Middle Farms Pond has become contaminated with elevated levels of nitrates, turbidity, bacteria and algae. Although the causes are not yet clear, human activities, including potential septic leeching and fertilizer run-off, as well as boating, fishing and swimming are all potential contributing factors.
The risks are serious. For example, nitrates can cause algae blooms. While not all algae blooms are toxic, some produce a type of toxin called microcystis that can cause serious liver damage under certain conditions.
Fishers Island Water Works Corporation owns the pond and is responsible for monitoring its quality. Under the Fishers Island Water Protection Standards adopted by the Suffolk County Department of Health Services in 1997, we are also responsible for monitoring compliance with land use restriction that apply to the surrounding primary watershed.

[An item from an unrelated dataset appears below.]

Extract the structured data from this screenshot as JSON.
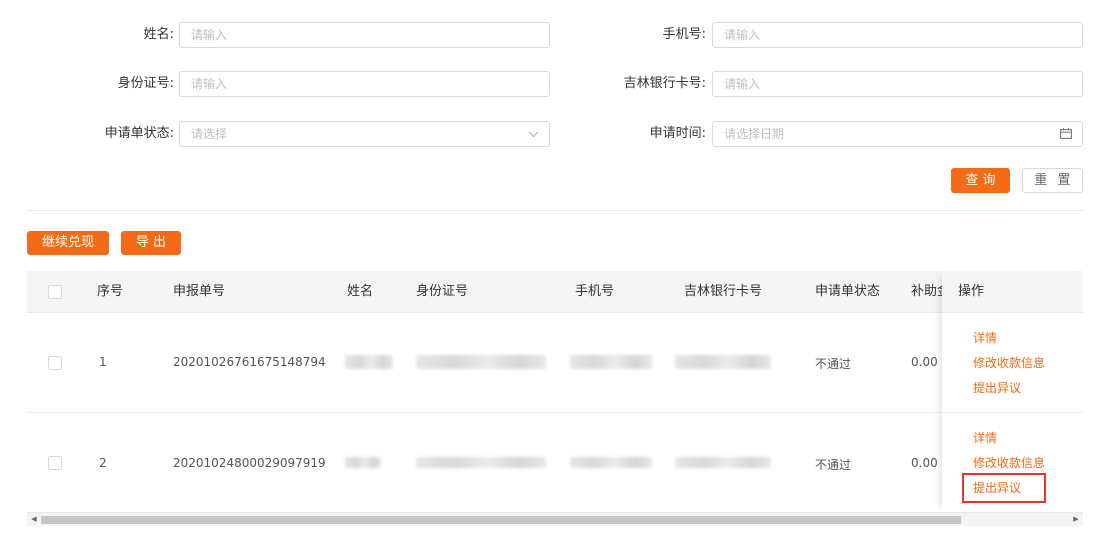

To start the process of restoring the health of the pond, we are placing it off limits to the public. Various information and warning notices will be posted around the pond.
The absence of human activity will facilitate testing the pond water to identify the causes of contamination and target efforts to eliminate them. We have already sent notices to surrounding landowners, requesting their help in identifying potential sources of contamination in the watershed, particularly on ground sloping toward the pond and any level areas within150 yards of the shore. Fertilizers, pesticides, septic tanks and fuel storage tanks are among the possible hazards. Earlier this year we welded shut an access point where tank trucks were tapping into the pond with potentially contaminated hoses.
Closing Middle Farms Pond to boating will address another threat: the potential introduction of the invasive Zebra mussel. This fingernail-size mussel can attach itself to a boat or paddleboard that is used in another body of water and then used in Middle Farms Pond. There would be no way to eradicate the bivalve from the pond once that happens.
By removing sources of contamination and avoiding a mussel infestation, the pond could have water that is potable with little filtration within a few years. Although we are moving to produce more water from wells, preserving both Middle Farms and Barlow Ponds as back-up reservoirs is an important part of our strategy for assuring ample water supply despite the uncertainties of climate change. During droughts in the 1960s, for example, water was pumped from Middle Farms Pond to Barlow Pond for filtration and distribution into the island’s water mains.
Everyone’s understanding and cooperation with this initiative will be very much appreciated. We know that Middle Farms Pond has been enjoyed by boaters, fishermen and swimmers. Yet, we strongly believe that conserving this natural resource is part of responsible environmental stewardship and in the best interest of the water supply for the entire island community.Please feel free to contact company President, Chris Finan, or Water Superintendent, Chad Mrowka, at 631-788-7251 with any questions.
Please feel free to contact company President, Chris Finan, or Water Superintendent, Chad Mrowka, at 631-788-7251 with any questions.
Fishers Island Water Works Corporation
October 22, 2017